The unrelenting attention didn't scare her. She knew this was about attraction and not a threat. Call it instinct, something innate and primal.
He was careful not to touch her, even as every inch of her, every part of her mind and body, craved it. But he watched. She'd catch his heated gaze traveling down her legs as she picked up her order and walked away. See him peek over the rim of his cup or sneak a quick look as he pushed the buttons on his phone. He pretended indifference on the outside even as an unseen energy arced and crackled between them.
He wasn't the only one hiding a wandering eye. She drank in the sight of him through a series of brief glances. Hair so dark it teetered on the edge between brown and black. Eyes the color of a leafy green field and shoulders that filled out his fitted dark suits and highlighted his trim waist. If she were designing the look of her perfect male ideal – tall, brooding, commanding, and dripping with confidence – she'd use his photo.
He lacked the pretty-boy handsomeness of most men her age. The early twenties seemed to come with a prep school smoothness that never appealed to her. This guy was different. Older with more character. All rough edges with a firm jaw licked by dark stubble and hair a bit too long for the usual business executive.
She knew without asking that's what he was. Power oozed off of him.

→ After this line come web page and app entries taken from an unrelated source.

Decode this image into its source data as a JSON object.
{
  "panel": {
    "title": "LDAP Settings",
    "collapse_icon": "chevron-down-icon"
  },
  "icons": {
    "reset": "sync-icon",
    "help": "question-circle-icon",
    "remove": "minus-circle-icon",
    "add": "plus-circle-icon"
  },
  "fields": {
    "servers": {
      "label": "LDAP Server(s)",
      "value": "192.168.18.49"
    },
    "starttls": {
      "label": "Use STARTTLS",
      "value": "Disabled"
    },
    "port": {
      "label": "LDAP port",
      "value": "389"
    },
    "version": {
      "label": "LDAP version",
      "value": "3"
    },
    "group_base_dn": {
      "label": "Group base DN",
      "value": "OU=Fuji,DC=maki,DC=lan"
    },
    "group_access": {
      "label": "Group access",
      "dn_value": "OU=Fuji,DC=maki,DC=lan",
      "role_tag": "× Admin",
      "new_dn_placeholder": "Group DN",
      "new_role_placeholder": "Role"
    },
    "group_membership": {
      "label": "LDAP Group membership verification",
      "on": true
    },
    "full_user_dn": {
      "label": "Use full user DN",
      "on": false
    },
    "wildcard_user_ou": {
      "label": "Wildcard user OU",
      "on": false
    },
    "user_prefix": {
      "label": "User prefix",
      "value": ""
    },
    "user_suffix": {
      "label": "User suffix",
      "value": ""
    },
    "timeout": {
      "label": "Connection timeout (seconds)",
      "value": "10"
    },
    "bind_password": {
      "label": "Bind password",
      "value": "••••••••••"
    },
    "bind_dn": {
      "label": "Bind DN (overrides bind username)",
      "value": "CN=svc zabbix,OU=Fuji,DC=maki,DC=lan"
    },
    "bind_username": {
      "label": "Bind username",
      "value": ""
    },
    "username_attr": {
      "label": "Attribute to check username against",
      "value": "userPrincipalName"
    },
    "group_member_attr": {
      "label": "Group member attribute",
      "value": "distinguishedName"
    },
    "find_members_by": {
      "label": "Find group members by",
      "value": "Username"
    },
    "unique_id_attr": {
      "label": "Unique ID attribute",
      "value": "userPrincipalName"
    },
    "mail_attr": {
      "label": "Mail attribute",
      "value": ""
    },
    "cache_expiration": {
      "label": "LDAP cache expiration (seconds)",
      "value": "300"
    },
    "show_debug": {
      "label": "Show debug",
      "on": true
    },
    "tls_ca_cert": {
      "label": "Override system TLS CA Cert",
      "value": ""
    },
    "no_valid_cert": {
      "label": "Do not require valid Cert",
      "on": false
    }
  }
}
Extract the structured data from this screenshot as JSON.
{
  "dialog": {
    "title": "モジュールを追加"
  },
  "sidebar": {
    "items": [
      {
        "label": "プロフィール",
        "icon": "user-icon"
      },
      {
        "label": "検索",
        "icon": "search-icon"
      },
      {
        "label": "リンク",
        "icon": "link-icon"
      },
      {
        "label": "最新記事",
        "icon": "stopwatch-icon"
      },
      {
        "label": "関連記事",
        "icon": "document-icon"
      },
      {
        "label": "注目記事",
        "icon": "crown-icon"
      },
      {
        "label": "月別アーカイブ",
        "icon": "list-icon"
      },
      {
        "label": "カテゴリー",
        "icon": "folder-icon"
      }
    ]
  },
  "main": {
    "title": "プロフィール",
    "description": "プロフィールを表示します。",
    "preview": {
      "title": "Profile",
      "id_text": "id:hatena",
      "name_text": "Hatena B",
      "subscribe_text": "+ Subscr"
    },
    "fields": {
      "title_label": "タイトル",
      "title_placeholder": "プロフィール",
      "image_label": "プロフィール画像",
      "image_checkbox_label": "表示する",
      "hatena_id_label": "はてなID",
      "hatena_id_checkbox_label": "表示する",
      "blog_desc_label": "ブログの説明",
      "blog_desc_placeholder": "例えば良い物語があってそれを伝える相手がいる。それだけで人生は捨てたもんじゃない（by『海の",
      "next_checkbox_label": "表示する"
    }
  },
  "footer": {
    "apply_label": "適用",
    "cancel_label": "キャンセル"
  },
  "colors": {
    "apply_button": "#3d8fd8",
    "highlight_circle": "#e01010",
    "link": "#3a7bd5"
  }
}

He skipped the obvious clichés of wealth, opting for a black band watch rather than the usual gold one and refraining from boring everyone around him with overblown and overly loud one-sided phone conversations like the I'm-so-important crowd tended to do.
Nothing about him struck her as contrived. He didn’t need to pretend. He existed in his world and ruled it with a quiet but iron authority.
The office building housed all sorts of financial businesses and legal offices. The Central Park South address with the marble floors and soaring glassed-in atrium running through the middle spoke to the money-making capability of everyone who walked through the security station just inside the lobby doors. The unique set-up sacrificed individual office privacy in favor of grand design.
That's how she'd first spotted him. She had a tiny inside cubicle by her boss's door. No windows and only half-walls. Across the atrium, this man's huge office spanned the length of three regular spaces and stretched from the inside atrium courtyard to the towering windows of the outside wall.
She'd worked at Kingman Designs on the fifteenth floor for a little more than a month, keeping her head down and butt in her chair to escape incident until her probationary employment period expired. All those lunches at her desk led to unguarded glimpses of him then outright staring. She'd spun a rich fantasy life to fill the boring afternoons and the quiet darkness of her lonely bedroom each night.
"I'm buying." His husky tone blew across the back of her neck.
They were the first words he'd ever said to her. Her breath caught in her throat in response. It whooshed out again a second later when he leaned in, his mouth close to her hair as he reached around her to drop a twenty on the counter.
"She'll have an iced coffee, room for milk. I'll have the same but black is fine. I prefer mine dark and rough," he said to the barista, who scurried to fill the order.
The words skated down Ella's spine. He sounded as good as he looked and the sensual undertone had her shifting her weight to keep from spinning around.
She finally found her voice. "How did you-"
"I pay attention."